(Web page and app entries)
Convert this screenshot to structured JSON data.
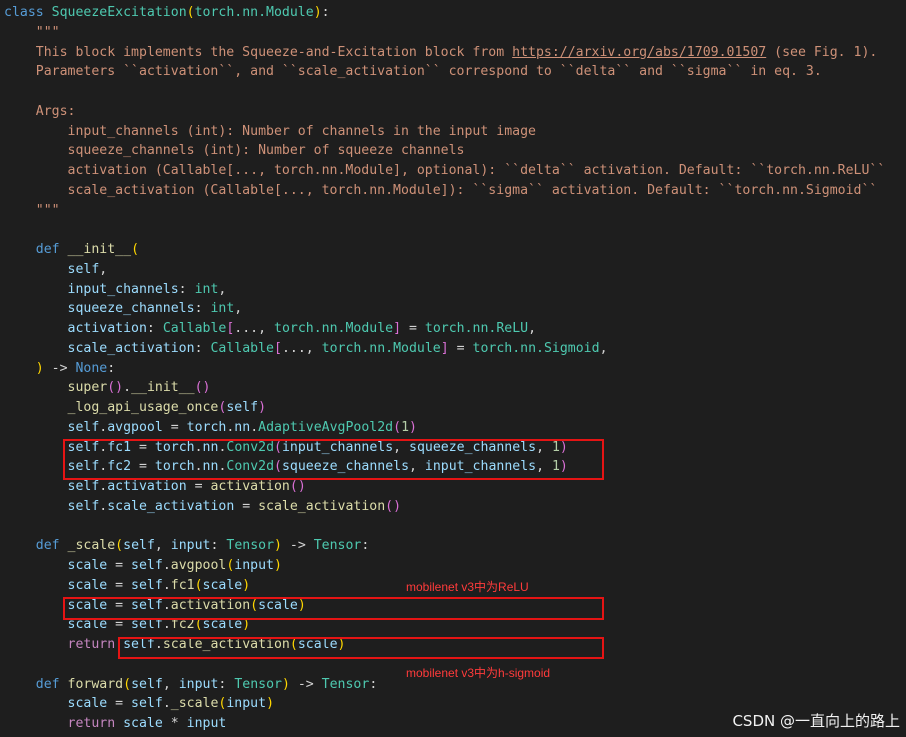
{
  "code_lines": [
    [
      [
        "kw",
        "class"
      ],
      [
        "p",
        " "
      ],
      [
        "cls",
        "SqueezeExcitation"
      ],
      [
        "paren",
        "("
      ],
      [
        "cls",
        "torch.nn.Module"
      ],
      [
        "paren",
        ")"
      ],
      [
        "p",
        ":"
      ]
    ],
    [
      [
        "doc",
        "    \"\"\""
      ]
    ],
    [
      [
        "doc",
        "    This block implements the Squeeze-and-Excitation block from "
      ],
      [
        "link",
        "https://arxiv.org/abs/1709.01507"
      ],
      [
        "doc",
        " (see Fig. 1)."
      ]
    ],
    [
      [
        "doc",
        "    Parameters ``activation``, and ``scale_activation`` correspond to ``delta`` and ``sigma`` in eq. 3."
      ]
    ],
    [
      [
        "doc",
        ""
      ]
    ],
    [
      [
        "doc",
        "    Args:"
      ]
    ],
    [
      [
        "doc",
        "        input_channels (int): Number of channels in the input image"
      ]
    ],
    [
      [
        "doc",
        "        squeeze_channels (int): Number of squeeze channels"
      ]
    ],
    [
      [
        "doc",
        "        activation (Callable[..., torch.nn.Module], optional): ``delta`` activation. Default: ``torch.nn.ReLU``"
      ]
    ],
    [
      [
        "doc",
        "        scale_activation (Callable[..., torch.nn.Module]): ``sigma`` activation. Default: ``torch.nn.Sigmoid``"
      ]
    ],
    [
      [
        "doc",
        "    \"\"\""
      ]
    ],
    [
      [
        "p",
        ""
      ]
    ],
    [
      [
        "kw",
        "    def"
      ],
      [
        "p",
        " "
      ],
      [
        "fn",
        "__init__"
      ],
      [
        "paren",
        "("
      ]
    ],
    [
      [
        "var",
        "        self"
      ],
      [
        "p",
        ","
      ]
    ],
    [
      [
        "var",
        "        input_channels"
      ],
      [
        "p",
        ": "
      ],
      [
        "cls",
        "int"
      ],
      [
        "p",
        ","
      ]
    ],
    [
      [
        "var",
        "        squeeze_channels"
      ],
      [
        "p",
        ": "
      ],
      [
        "cls",
        "int"
      ],
      [
        "p",
        ","
      ]
    ],
    [
      [
        "var",
        "        activation"
      ],
      [
        "p",
        ": "
      ],
      [
        "cls",
        "Callable"
      ],
      [
        "paren2",
        "["
      ],
      [
        "p",
        "..., "
      ],
      [
        "cls",
        "torch.nn.Module"
      ],
      [
        "paren2",
        "]"
      ],
      [
        "p",
        " = "
      ],
      [
        "cls",
        "torch.nn.ReLU"
      ],
      [
        "p",
        ","
      ]
    ],
    [
      [
        "var",
        "        scale_activation"
      ],
      [
        "p",
        ": "
      ],
      [
        "cls",
        "Callable"
      ],
      [
        "paren2",
        "["
      ],
      [
        "p",
        "..., "
      ],
      [
        "cls",
        "torch.nn.Module"
      ],
      [
        "paren2",
        "]"
      ],
      [
        "p",
        " = "
      ],
      [
        "cls",
        "torch.nn.Sigmoid"
      ],
      [
        "p",
        ","
      ]
    ],
    [
      [
        "paren",
        "    )"
      ],
      [
        "p",
        " -> "
      ],
      [
        "kw",
        "None"
      ],
      [
        "p",
        ":"
      ]
    ],
    [
      [
        "fn",
        "        super"
      ],
      [
        "paren2",
        "()"
      ],
      [
        "p",
        "."
      ],
      [
        "fn",
        "__init__"
      ],
      [
        "paren2",
        "()"
      ]
    ],
    [
      [
        "fn",
        "        _log_api_usage_once"
      ],
      [
        "paren2",
        "("
      ],
      [
        "var",
        "self"
      ],
      [
        "paren2",
        ")"
      ]
    ],
    [
      [
        "var",
        "        self"
      ],
      [
        "p",
        "."
      ],
      [
        "var",
        "avgpool"
      ],
      [
        "p",
        " = "
      ],
      [
        "var",
        "torch"
      ],
      [
        "p",
        "."
      ],
      [
        "var",
        "nn"
      ],
      [
        "p",
        "."
      ],
      [
        "cls",
        "AdaptiveAvgPool2d"
      ],
      [
        "paren2",
        "("
      ],
      [
        "num",
        "1"
      ],
      [
        "paren2",
        ")"
      ]
    ],
    [
      [
        "var",
        "        self"
      ],
      [
        "p",
        "."
      ],
      [
        "var",
        "fc1"
      ],
      [
        "p",
        " = "
      ],
      [
        "var",
        "torch"
      ],
      [
        "p",
        "."
      ],
      [
        "var",
        "nn"
      ],
      [
        "p",
        "."
      ],
      [
        "cls",
        "Conv2d"
      ],
      [
        "paren2",
        "("
      ],
      [
        "var",
        "input_channels"
      ],
      [
        "p",
        ", "
      ],
      [
        "var",
        "squeeze_channels"
      ],
      [
        "p",
        ", "
      ],
      [
        "num",
        "1"
      ],
      [
        "paren2",
        ")"
      ]
    ],
    [
      [
        "var",
        "        self"
      ],
      [
        "p",
        "."
      ],
      [
        "var",
        "fc2"
      ],
      [
        "p",
        " = "
      ],
      [
        "var",
        "torch"
      ],
      [
        "p",
        "."
      ],
      [
        "var",
        "nn"
      ],
      [
        "p",
        "."
      ],
      [
        "cls",
        "Conv2d"
      ],
      [
        "paren2",
        "("
      ],
      [
        "var",
        "squeeze_channels"
      ],
      [
        "p",
        ", "
      ],
      [
        "var",
        "input_channels"
      ],
      [
        "p",
        ", "
      ],
      [
        "num",
        "1"
      ],
      [
        "paren2",
        ")"
      ]
    ],
    [
      [
        "var",
        "        self"
      ],
      [
        "p",
        "."
      ],
      [
        "var",
        "activation"
      ],
      [
        "p",
        " = "
      ],
      [
        "fn",
        "activation"
      ],
      [
        "paren2",
        "()"
      ]
    ],
    [
      [
        "var",
        "        self"
      ],
      [
        "p",
        "."
      ],
      [
        "var",
        "scale_activation"
      ],
      [
        "p",
        " = "
      ],
      [
        "fn",
        "scale_activation"
      ],
      [
        "paren2",
        "()"
      ]
    ],
    [
      [
        "p",
        ""
      ]
    ],
    [
      [
        "kw",
        "    def"
      ],
      [
        "p",
        " "
      ],
      [
        "fn",
        "_scale"
      ],
      [
        "paren",
        "("
      ],
      [
        "var",
        "self"
      ],
      [
        "p",
        ", "
      ],
      [
        "var",
        "input"
      ],
      [
        "p",
        ": "
      ],
      [
        "cls",
        "Tensor"
      ],
      [
        "paren",
        ")"
      ],
      [
        "p",
        " -> "
      ],
      [
        "cls",
        "Tensor"
      ],
      [
        "p",
        ":"
      ]
    ],
    [
      [
        "var",
        "        scale"
      ],
      [
        "p",
        " = "
      ],
      [
        "var",
        "self"
      ],
      [
        "p",
        "."
      ],
      [
        "fn",
        "avgpool"
      ],
      [
        "paren",
        "("
      ],
      [
        "var",
        "input"
      ],
      [
        "paren",
        ")"
      ]
    ],
    [
      [
        "var",
        "        scale"
      ],
      [
        "p",
        " = "
      ],
      [
        "var",
        "self"
      ],
      [
        "p",
        "."
      ],
      [
        "fn",
        "fc1"
      ],
      [
        "paren",
        "("
      ],
      [
        "var",
        "scale"
      ],
      [
        "paren",
        ")"
      ]
    ],
    [
      [
        "var",
        "        scale"
      ],
      [
        "p",
        " = "
      ],
      [
        "var",
        "self"
      ],
      [
        "p",
        "."
      ],
      [
        "fn",
        "activation"
      ],
      [
        "paren",
        "("
      ],
      [
        "var",
        "scale"
      ],
      [
        "paren",
        ")"
      ]
    ],
    [
      [
        "var",
        "        scale"
      ],
      [
        "p",
        " = "
      ],
      [
        "var",
        "self"
      ],
      [
        "p",
        "."
      ],
      [
        "fn",
        "fc2"
      ],
      [
        "paren",
        "("
      ],
      [
        "var",
        "scale"
      ],
      [
        "paren",
        ")"
      ]
    ],
    [
      [
        "ctrl",
        "        return"
      ],
      [
        "p",
        " "
      ],
      [
        "var",
        "self"
      ],
      [
        "p",
        "."
      ],
      [
        "fn",
        "scale_activation"
      ],
      [
        "paren",
        "("
      ],
      [
        "var",
        "scale"
      ],
      [
        "paren",
        ")"
      ]
    ],
    [
      [
        "p",
        ""
      ]
    ],
    [
      [
        "kw",
        "    def"
      ],
      [
        "p",
        " "
      ],
      [
        "fn",
        "forward"
      ],
      [
        "paren",
        "("
      ],
      [
        "var",
        "self"
      ],
      [
        "p",
        ", "
      ],
      [
        "var",
        "input"
      ],
      [
        "p",
        ": "
      ],
      [
        "cls",
        "Tensor"
      ],
      [
        "paren",
        ")"
      ],
      [
        "p",
        " -> "
      ],
      [
        "cls",
        "Tensor"
      ],
      [
        "p",
        ":"
      ]
    ],
    [
      [
        "var",
        "        scale"
      ],
      [
        "p",
        " = "
      ],
      [
        "var",
        "self"
      ],
      [
        "p",
        "."
      ],
      [
        "fn",
        "_scale"
      ],
      [
        "paren",
        "("
      ],
      [
        "var",
        "input"
      ],
      [
        "paren",
        ")"
      ]
    ],
    [
      [
        "ctrl",
        "        return"
      ],
      [
        "p",
        " "
      ],
      [
        "var",
        "scale"
      ],
      [
        "p",
        " * "
      ],
      [
        "var",
        "input"
      ]
    ]
  ],
  "annotations": {
    "relu_note": "mobilenet v3中为ReLU",
    "hsigmoid_note": "mobilenet v3中为h-sigmoid"
  },
  "watermark": "CSDN @一直向上的路上"
}
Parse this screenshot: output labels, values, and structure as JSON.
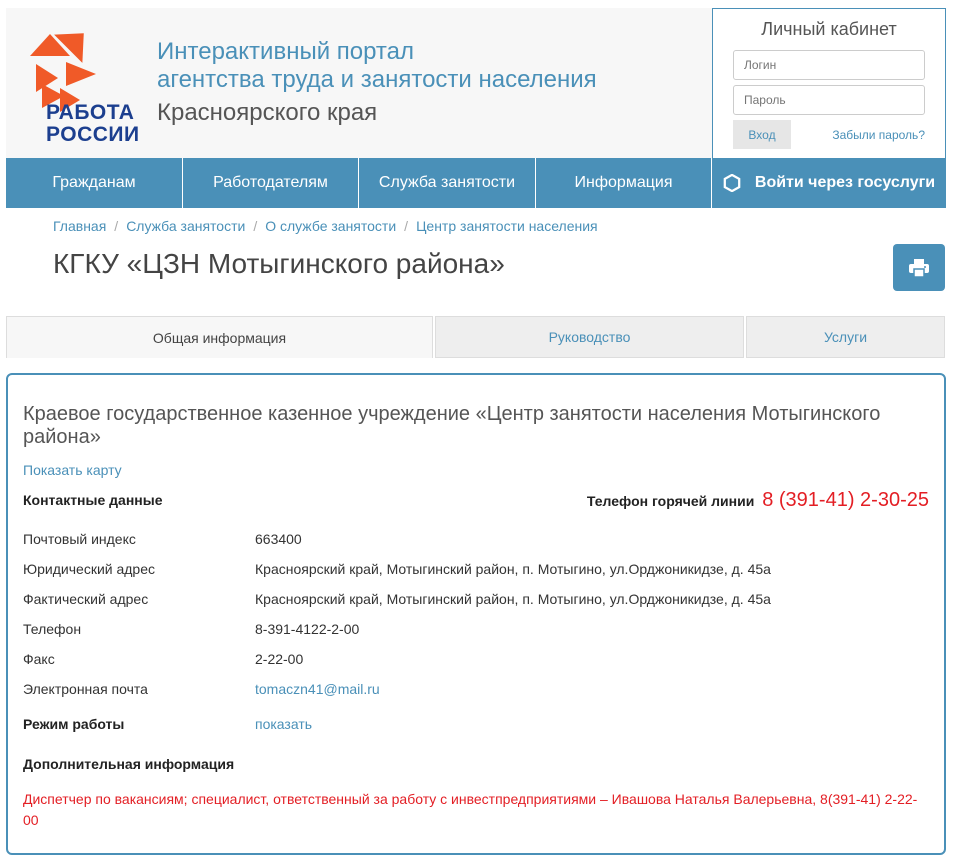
{
  "header": {
    "logo_line1": "РАБОТА",
    "logo_line2": "РОССИИ",
    "portal_title_line1": "Интерактивный портал",
    "portal_title_line2": "агентства труда и занятости населения",
    "portal_region": "Красноярского края"
  },
  "cabinet": {
    "title": "Личный кабинет",
    "login_placeholder": "Логин",
    "password_placeholder": "Пароль",
    "login_button": "Вход",
    "forgot_password": "Забыли пароль?"
  },
  "nav": {
    "items": [
      "Гражданам",
      "Работодателям",
      "Служба занятости",
      "Информация"
    ],
    "gosuslugi": "Войти через госуслуги"
  },
  "breadcrumb": [
    "Главная",
    "Служба занятости",
    "О службе занятости",
    "Центр занятости населения"
  ],
  "page_title": "КГКУ «ЦЗН Мотыгинского района»",
  "tabs": [
    "Общая информация",
    "Руководство",
    "Услуги"
  ],
  "content": {
    "org_name": "Краевое государственное казенное учреждение «Центр занятости населения Мотыгинского района»",
    "show_map": "Показать карту",
    "contacts_heading": "Контактные данные",
    "hotline_label": "Телефон горячей линии",
    "hotline_number": "8 (391-41) 2-30-25",
    "fields": [
      {
        "label": "Почтовый индекс",
        "value": "663400"
      },
      {
        "label": "Юридический адрес",
        "value": "Красноярский край, Мотыгинский район, п. Мотыгино, ул.Орджоникидзе, д. 45а"
      },
      {
        "label": "Фактический адрес",
        "value": "Красноярский край, Мотыгинский район, п. Мотыгино, ул.Орджоникидзе, д. 45а"
      },
      {
        "label": "Телефон",
        "value": "8-391-4122-2-00"
      },
      {
        "label": "Факс",
        "value": "2-22-00"
      },
      {
        "label": "Электронная почта",
        "value": "tomaczn41@mail.ru"
      }
    ],
    "work_mode_label": "Режим работы",
    "work_mode_link": "показать",
    "additional_heading": "Дополнительная информация",
    "dispatch_text": "Диспетчер по вакансиям; специалист, ответственный за работу с инвестпредприятиями – Ивашова Наталья Валерьевна, 8(391-41) 2-22-00"
  },
  "colors": {
    "accent": "#4a90b8",
    "logo_orange": "#f05a28",
    "logo_blue": "#1c3f8f",
    "hotline_red": "#e31e24"
  }
}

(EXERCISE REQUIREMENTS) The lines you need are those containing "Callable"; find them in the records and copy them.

(FINAL ANSWER)
        "        activation (Callable[..., torch.nn.Module], optional): ``delta`` activation. Default: ``torch.nn.ReLU``"
        "        scale_activation (Callable[..., torch.nn.Module]): ``sigma`` activation. Default: ``torch.nn.Sigmoid``"
        "Callable"
        "Callable"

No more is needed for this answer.